“Exercising outside exposes you to daylight,” explains Professor Jim Horne from Loughborough University’s Sleep Research Centre. “This helps get your circadian rhythm back in sync and rids your body of cortisol, the stress hormone that can prevent deep, regenerative sleep.”
- To de-stress on your way home. When I leave work, I am often completely wound up with stress. If I drive home, I sit in traffic that is often moving slower than the bikes whizzing past me, getting more and more stressed. But when I bike home, I can actually feel the stress falling off me and getting left behind in the dust (or puddles). By the time I get home, I’m relaxed and refreshed, and ready to enjoy the evening.No wonder that research at Stanford University has shown that as little as 20 minutes of cycling a day is very effective for people with insomnia – helping them get to sleep in half the time, and stay asleep for about an hour longer.
To get a chance to think. I have some of my most original thoughts while I’m biking; I suspect it has to do with all the blood circulation.
“[Commuting by bicycle is] an absolutely essential part of my day. It’s mind-clearing, invigorating.” James L. Jones, former US Supreme Allied Commander Europe, now Barack Obama’s national security advisor.
Albert Einstein, speaking about the theory of relativity, said: “I thought of that while riding my bike.”
- To save money. Biking is WAY cheaper than driving a car, and usually much cheaper than transit too. The Sierra Club calculates that a bike is 30 times cheaper to maintain than a car. And that’s without even thinking about the difference in price tag!

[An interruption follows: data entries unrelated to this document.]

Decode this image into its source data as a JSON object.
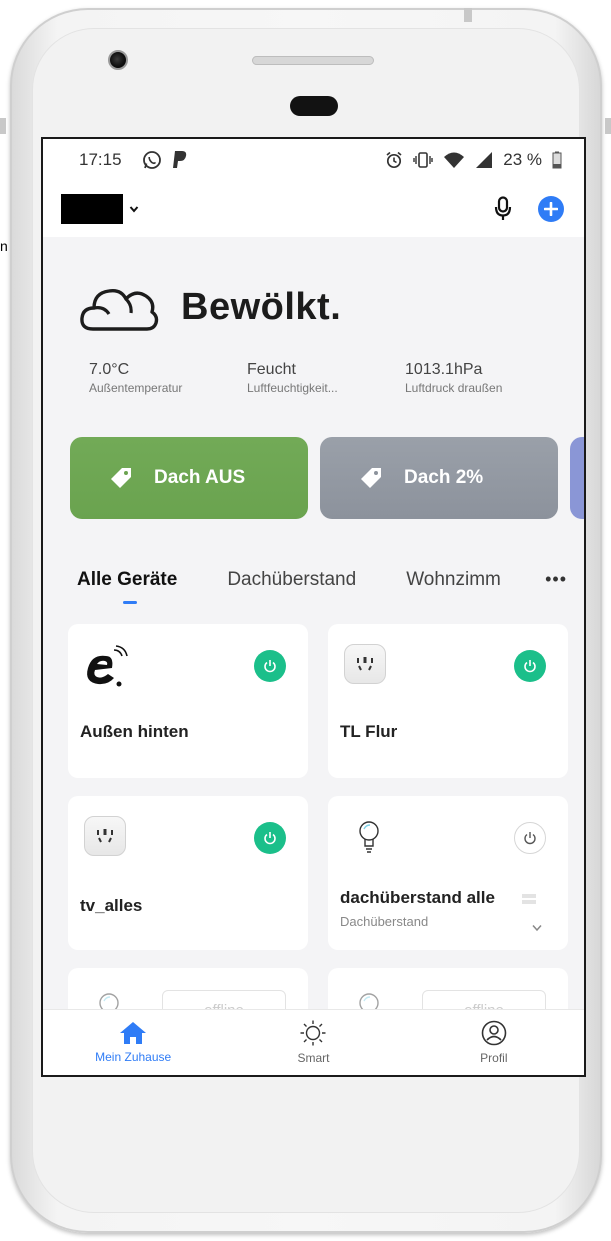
{
  "status_bar": {
    "time": "17:15",
    "battery": "23 %"
  },
  "weather": {
    "condition": "Bewölkt.",
    "stats": [
      {
        "value": "7.0°C",
        "label": "Außentemperatur"
      },
      {
        "value": "Feucht",
        "label": "Luftfeuchtigkeit..."
      },
      {
        "value": "1013.1hPa",
        "label": "Luftdruck draußen"
      }
    ]
  },
  "scenes": [
    {
      "label": "Dach AUS",
      "color": "#6aa34f"
    },
    {
      "label": "Dach 2%",
      "color": "#8c929c"
    }
  ],
  "tabs": [
    "Alle Geräte",
    "Dachüberstand",
    "Wohnzimm"
  ],
  "tab_more": "•••",
  "devices": [
    {
      "name": "Außen hinten",
      "icon": "wifi-logo-icon",
      "power": "on"
    },
    {
      "name": "TL Flur",
      "icon": "plug-icon",
      "power": "on"
    },
    {
      "name": "tv_alles",
      "icon": "plug-icon",
      "power": "on"
    },
    {
      "name": "dachüberstand alle",
      "sub": "Dachüberstand",
      "icon": "bulb-icon",
      "power": "off"
    },
    {
      "offline_label": "offline",
      "icon": "bulb-icon"
    },
    {
      "offline_label": "offline",
      "icon": "bulb-icon"
    }
  ],
  "bottom_nav": [
    {
      "label": "Mein Zuhause",
      "icon": "home-icon",
      "active": true
    },
    {
      "label": "Smart",
      "icon": "sun-icon",
      "active": false
    },
    {
      "label": "Profil",
      "icon": "profile-icon",
      "active": false
    }
  ],
  "side_text": "n",
  "colors": {
    "accent": "#2f7cf6",
    "power_on": "#1bbf8a"
  }
}
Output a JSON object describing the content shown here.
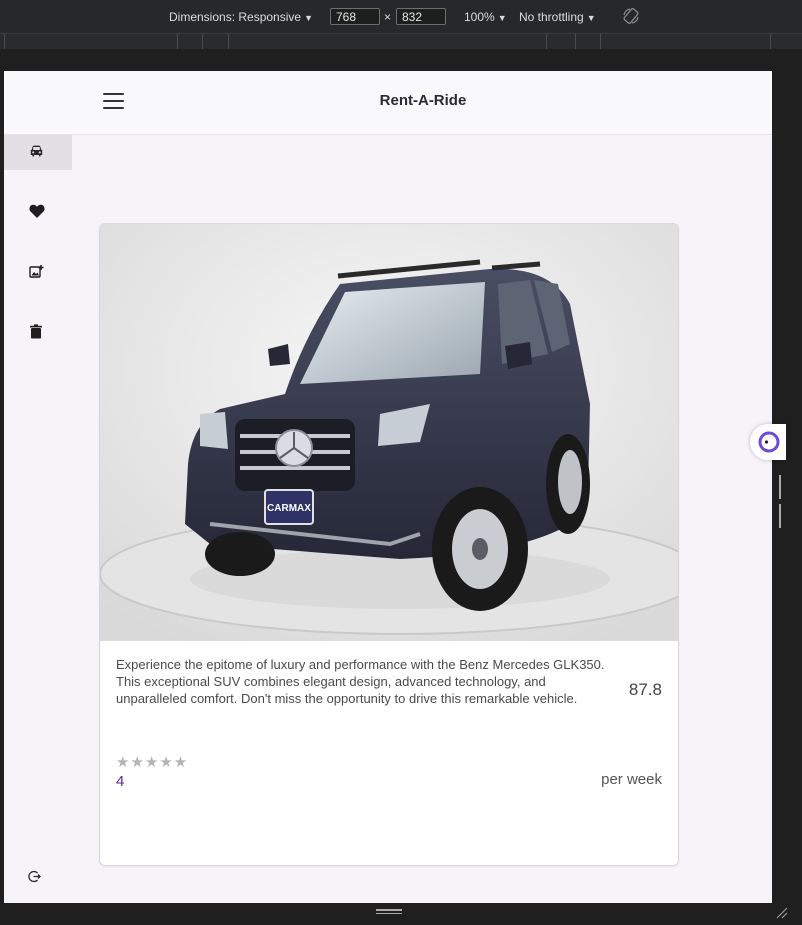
{
  "devtools": {
    "dimensions_label": "Dimensions: Responsive",
    "width": "768",
    "times": "×",
    "height": "832",
    "zoom": "100%",
    "throttling": "No throttling",
    "icons": {
      "rotate": "rotate-icon",
      "caret": "caret-down-icon"
    }
  },
  "app": {
    "title": "Rent-A-Ride",
    "icons": {
      "menu": "hamburger-menu-icon"
    }
  },
  "sidebar": {
    "items": [
      {
        "icon": "car-icon",
        "active": true
      },
      {
        "icon": "heart-icon",
        "active": false
      },
      {
        "icon": "add-photo-icon",
        "active": false
      },
      {
        "icon": "trash-icon",
        "active": false
      }
    ],
    "logout_icon": "logout-icon"
  },
  "listing": {
    "image_alt": "black-suv-image",
    "description": "Experience the epitome of luxury and performance with the Benz Mercedes GLK350. This exceptional SUV combines elegant design, advanced technology, and unparalleled comfort. Don't miss the opportunity to drive this remarkable vehicle.",
    "price": "87.8",
    "stars": "★★★★★",
    "rating": "4",
    "rating_max": 5,
    "price_unit": "per week",
    "plate_text": "CARMAX"
  },
  "colors": {
    "accent": "#5a2a86",
    "active_sidebar_bg": "#e2dfe5",
    "page_bg": "#f6f4f9"
  }
}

It costs just $308 per year to keep bikes in shape – nearly 30 times less than cars, according to the Sierra Club: “If American drivers were to make just one four-mile round trip each week with a bicycle instead of a car, they would save nearly 2 billion gallons of gas. At $4 per gallon, total savings would be $7.3 billion a year.” (Business Insider)
- To help make cycling safer for everyone. Research very clearly shows that the more people cycle in a region, the safer it is. This has to do with increased visibility and increased driver awareness – and eventually, better infrastructure. If you cycle, they will build it (eventually)!
“It’s a virtuous cycle,” says Dr Julie Hatfield, an injury expert from UNSW. “The likelihood that an individual cyclist will be struck by a motorist falls with increasing rate of bicycling in a community. And the safer cycling is perceived to be, the more people are prepared to cycle.”
10. So that you can register for a Bike to Work Week! If you start biking during a bike to work week, you have the support of numerous volunteer stations along the way, and free mechanical help. And if you register and log your rides, you have the chance to win great prizes every day. The upcoming Vancouver Bike to Work Week, organized by HUB, offers a prize of a bike every day from Monday to Friday.
Hurry – Bike to Work Week starts on Monday 27th October!
To conclude, I just have to quote the bicycle salesman in Butch Cassidy and the Sundance Kid (1969):
“Meet the future; the future mode of transportation for this weary Western world. Now I’m not gonna make a lot of extravagant claims for this little machine. Sure, it’ll change your whole life for the better, but that’s all.”
Did you like this post? If so, please support our blog:
We would appreciate it very much if you would SHARE this post (using the Share buttons) or LIKE our Facebook page. Or click on one of the Amazon links before buying from Amazon, because small commissions help pay for our time. BEST OF ALL – just SUBSCRIBE to our blog. It makes you part of our community, and gets you free weekly updates about our posts – as well as a FREE DOWNLOAD of our Bike Buyer’s Guide. Thanks in advance – reader support keeps us going and makes it all worthwhile!